Alcatrão/química , Hidrocarbonetos/química , Monoéster Fosfórico Hidrolases/metabolismo , Poluentes do Solo/química , Solo/química , Alcatrão/análise , Hidrocarbonetos/análise , Monoéster Fosfórico Hidrolases/química , Polônia , Hidrocarbonetos Policíclicos Aromáticos/análise , Hidrocarbonetos Policíclicos Aromáticos/química , Poluentes do Solo/análise
Antonie Van Leeuwenhoek ; 111(9): 1493-1507, 2018 Sep.
Artigo em Inglês | MEDLINE | ID: mdl-29460207


This article describes methods of treatment for avian zoonoses, modern antibiotic therapy and drug resistance of selected pathogens, which pose a threat to the population's health. A tabular form has been used to present the current data from the European Union from 2011 to 2017 regarding human morbidity and mortality and the costs incurred by national health systems for the treatment of zoonoses occurring in humans and animals. Moreover, the paper includes descriptions of selected diseases, which indirectly affect birds. Scientists can obtain information regarding the occurrence of particular diseases, their aetiology, epidemiology, incubation period and symptoms caused by dangerous microorganisms and parasites. This information should be of particular interest for people who have frequent contact with birds, such as ornithologists, as well as veterinarians, farm staff, owners of accompanying animals and zoological workers. This paper presents a review used for identification and genetic characterization of bacterial strains isolated from a variety of environmental sources, e.g., bird feathers along with their practical application. We describe the bacterial, viral and fungal serotypes present on avian feathers after the slaughter process. This review also enables us to effectively identify several of the early stages of infectious diseases from heterogeneous avian research material.

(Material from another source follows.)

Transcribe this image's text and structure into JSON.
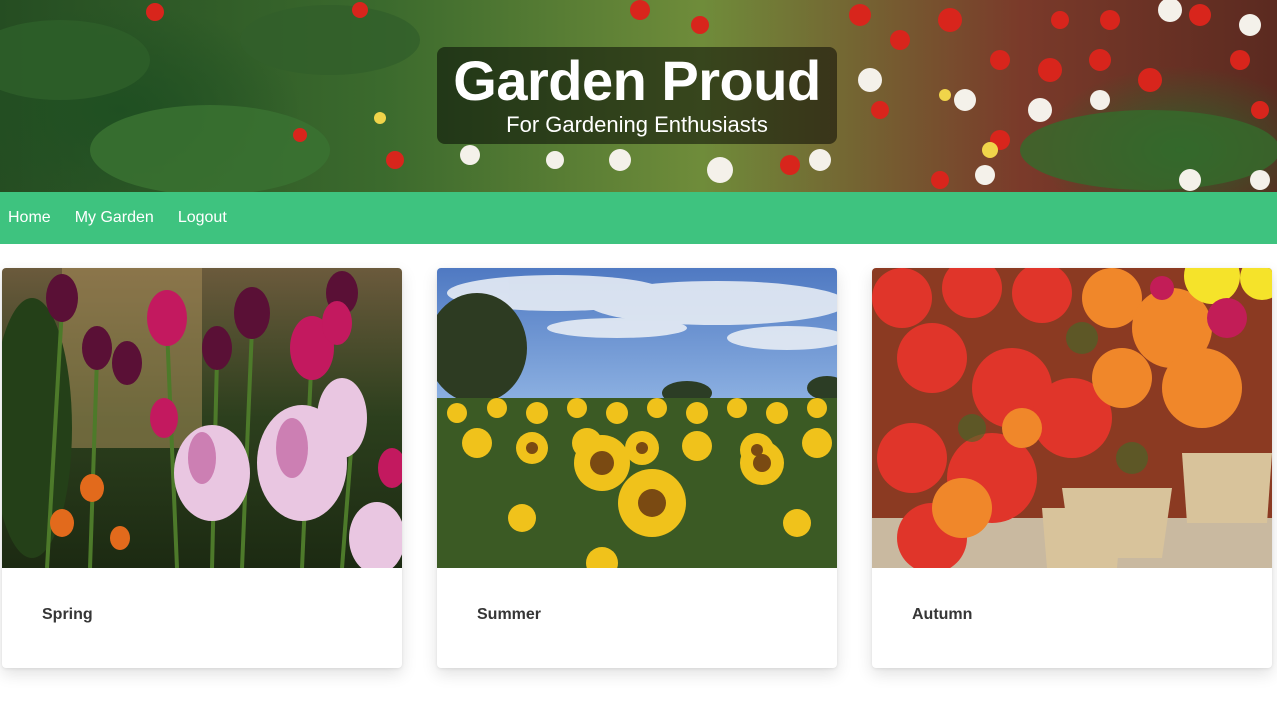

Doenças das Aves/microbiologia , Aves , Doenças Transmissíveis/microbiologia , Doenças Transmissíveis/transmissão , Plumas/microbiologia , Zoonoses/transmissão , Animais , Doenças das Aves/transmissão , Doenças Transmissíveis/epidemiologia , Reservatórios de Doenças/microbiologia , União Europeia/estatística & dados numéricos , Humanos , Zoonoses/epidemiologia , Zoonoses/microbiologia
Environ Sci Pollut Res Int ; 21(18): 10765-74, 2014 Sep.

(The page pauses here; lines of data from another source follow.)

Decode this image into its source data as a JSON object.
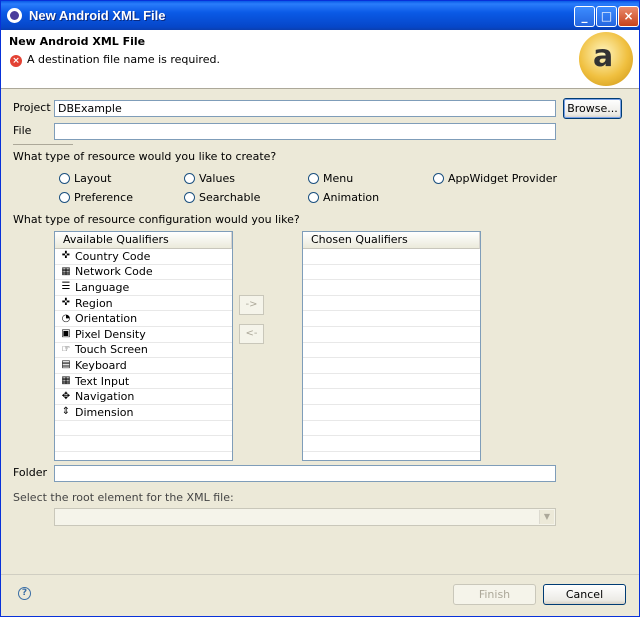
{
  "window": {
    "title": "New Android XML File"
  },
  "header": {
    "title": "New Android XML File",
    "error": "A destination file name is required.",
    "logo_text": "a"
  },
  "project": {
    "label": "Project",
    "value": "DBExample",
    "browse_label": "Browse..."
  },
  "file": {
    "label": "File",
    "value": ""
  },
  "resource_type": {
    "question": "What type of resource would you like to create?",
    "options": [
      "Layout",
      "Values",
      "Menu",
      "AppWidget Provider",
      "Preference",
      "Searchable",
      "Animation"
    ]
  },
  "config": {
    "question": "What type of resource configuration would you like?",
    "available_header": "Available Qualifiers",
    "chosen_header": "Chosen Qualifiers",
    "qualifiers": [
      {
        "label": "Country Code",
        "icon": "country-code-icon"
      },
      {
        "label": "Network Code",
        "icon": "network-code-icon"
      },
      {
        "label": "Language",
        "icon": "language-icon"
      },
      {
        "label": "Region",
        "icon": "region-icon"
      },
      {
        "label": "Orientation",
        "icon": "orientation-icon"
      },
      {
        "label": "Pixel Density",
        "icon": "pixel-density-icon"
      },
      {
        "label": "Touch Screen",
        "icon": "touch-screen-icon"
      },
      {
        "label": "Keyboard",
        "icon": "keyboard-icon"
      },
      {
        "label": "Text Input",
        "icon": "text-input-icon"
      },
      {
        "label": "Navigation",
        "icon": "navigation-icon"
      },
      {
        "label": "Dimension",
        "icon": "dimension-icon"
      }
    ],
    "add_label": "->",
    "remove_label": "<-"
  },
  "folder": {
    "label": "Folder",
    "value": ""
  },
  "root_element": {
    "label": "Select the root element for the XML file:",
    "value": ""
  },
  "footer": {
    "finish_label": "Finish",
    "cancel_label": "Cancel"
  }
}
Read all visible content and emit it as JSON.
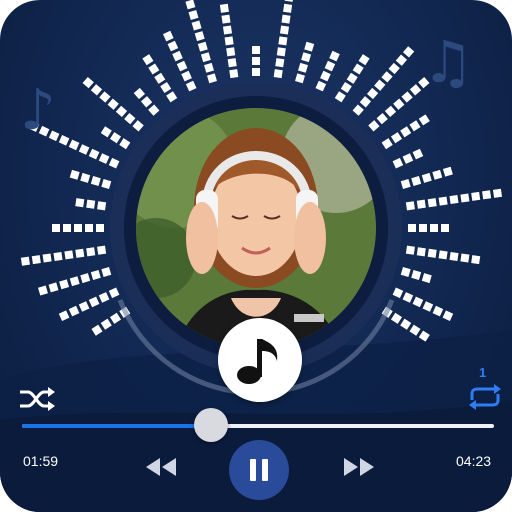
{
  "player": {
    "elapsed": "01:59",
    "duration": "04:23",
    "progress": 0.4,
    "repeat_count": "1",
    "state": "playing"
  },
  "icons": {
    "shuffle": "shuffle-icon",
    "repeat": "repeat-icon",
    "previous": "rewind-icon",
    "next": "fast-forward-icon",
    "pause": "pause-icon",
    "note": "music-note-icon"
  },
  "colors": {
    "background": "#132a55",
    "accent": "#1a73e8",
    "repeat": "#2e7cf6",
    "play_button": "#2a4b9a"
  }
}
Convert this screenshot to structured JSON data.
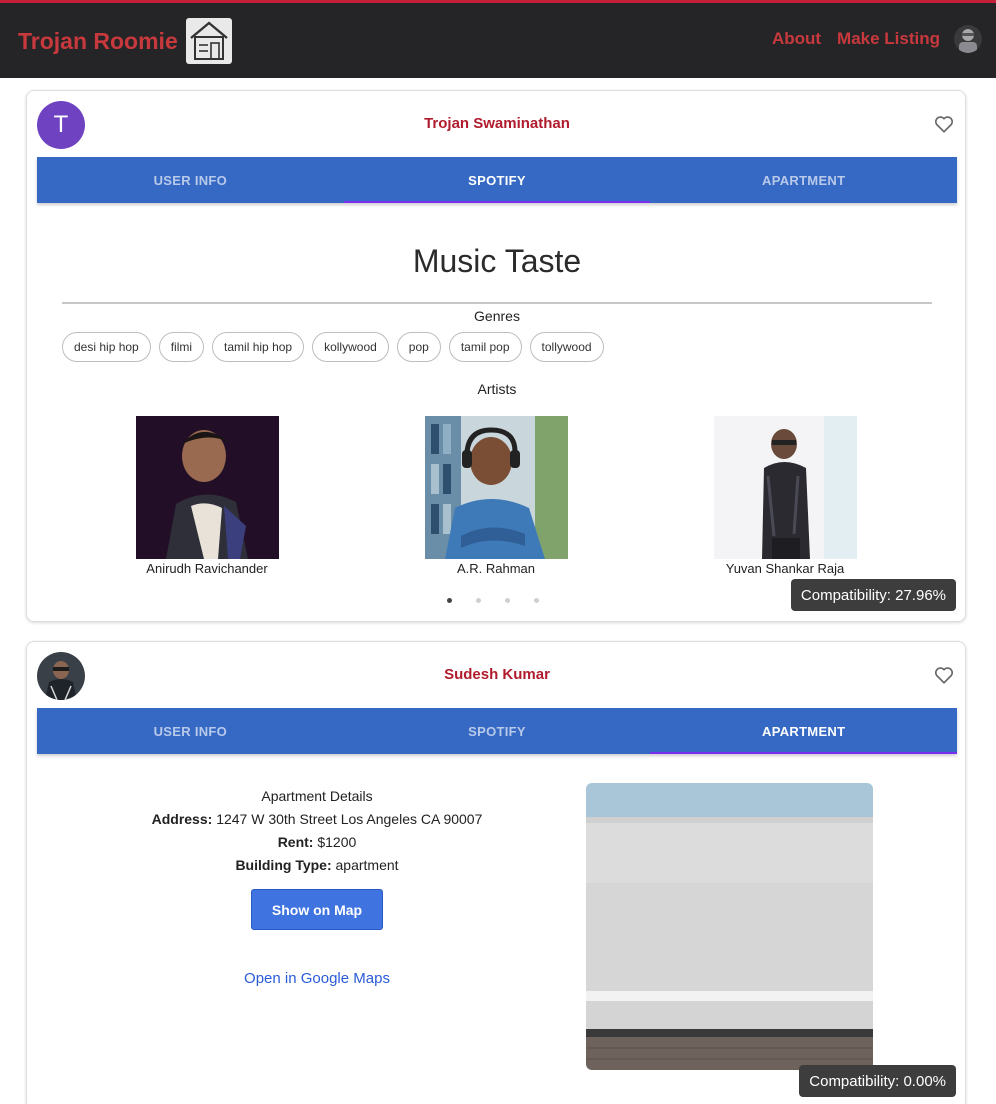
{
  "navbar": {
    "brand": "Trojan Roomie",
    "links": [
      "About",
      "Make Listing"
    ],
    "accent_color": "#c8393d",
    "background": "#252527"
  },
  "cards": [
    {
      "avatar_letter": "T",
      "name": "Trojan Swaminathan",
      "tabs": [
        "USER INFO",
        "SPOTIFY",
        "APARTMENT"
      ],
      "active_tab": "SPOTIFY",
      "spotify": {
        "title": "Music Taste",
        "genres_label": "Genres",
        "genres": [
          "desi hip hop",
          "filmi",
          "tamil hip hop",
          "kollywood",
          "pop",
          "tamil pop",
          "tollywood"
        ],
        "artists_label": "Artists",
        "artists": [
          "Anirudh Ravichander",
          "A.R. Rahman",
          "Yuvan Shankar Raja"
        ],
        "carousel_pages": 4,
        "carousel_active": 1
      },
      "compatibility": "Compatibility: 27.96%"
    },
    {
      "name": "Sudesh Kumar",
      "tabs": [
        "USER INFO",
        "SPOTIFY",
        "APARTMENT"
      ],
      "active_tab": "APARTMENT",
      "apartment": {
        "heading": "Apartment Details",
        "address_label": "Address:",
        "address": "1247 W 30th Street Los Angeles CA 90007",
        "rent_label": "Rent:",
        "rent": "$1200",
        "type_label": "Building Type:",
        "type": "apartment",
        "map_button": "Show on Map",
        "gmaps_link": "Open in Google Maps"
      },
      "compatibility": "Compatibility: 0.00%"
    }
  ]
}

Artigo em Inglês | MEDLINE | ID: mdl-24875308


This study was aimed at investigating the physicochemical and microbiological changes that took place during the ageing process of spent bleaching earth in the presence of autochthonous microorganisms. Research material included fresh spent bleaching earth (SBE0) and the same material after 3 years of storage at the constant temperature of 20 °C, without aeration and moistening (SBE3). Changes in the chemical composition of analysed waste material were observed during its ageing process point to a spontaneous bioconversion of fat substance towards formation and/or release of free saturated fatty acids C16:0 and C18:0 (14.3 g 100 g(-1) D.M.), triterpenes (8.48 g 100 g(-1) D.M.), cholesterol (3.29 g 100 g(-1) D.M.), small quantities of carbohydrates and esters (0.80 g 100 g(-1) D.M.). This process was accompanied by other changes in physicochemical parameters of the waste material, such as colour, odour and viscosity, decrease in fat content from 28.27 to 24.6 % and that of soluble forms of metals (Mo, Cu, Fe, Zn, Ni, Cr and Mn), ranging from 25 to 75 %, and an increase in pH, from 3.85 to 4.2. At the same time, changes in the microbial consortium were observed.

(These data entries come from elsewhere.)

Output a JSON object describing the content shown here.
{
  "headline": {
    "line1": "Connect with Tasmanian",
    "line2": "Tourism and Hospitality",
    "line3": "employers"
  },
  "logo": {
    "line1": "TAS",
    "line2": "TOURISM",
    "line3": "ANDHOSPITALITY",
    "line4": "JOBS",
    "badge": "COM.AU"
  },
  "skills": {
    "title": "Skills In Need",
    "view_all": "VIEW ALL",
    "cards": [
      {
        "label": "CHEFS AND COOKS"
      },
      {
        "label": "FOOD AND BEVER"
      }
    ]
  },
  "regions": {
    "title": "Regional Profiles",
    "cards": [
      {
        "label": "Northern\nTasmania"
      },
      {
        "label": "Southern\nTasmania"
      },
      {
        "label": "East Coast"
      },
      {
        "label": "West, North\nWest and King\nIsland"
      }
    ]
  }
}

Ácidos Graxos/química , Consórcios Microbianos , Eliminação de Resíduos/métodos , Microbiologia do Solo , Poluentes do Solo/química , Triterpenos/química , Resíduos , Biodegradação Ambiental , Ácidos Graxos/análise , Ácidos Graxos Monoinsaturados , Concentração de Íons de Hidrogênio , Metais Pesados/análise , Óleos Vegetais/química , Polônia , Óleo de Brassica napus , Poluentes do Solo/análise , Temperatura , Fatores de Tempo , Triterpenos/análise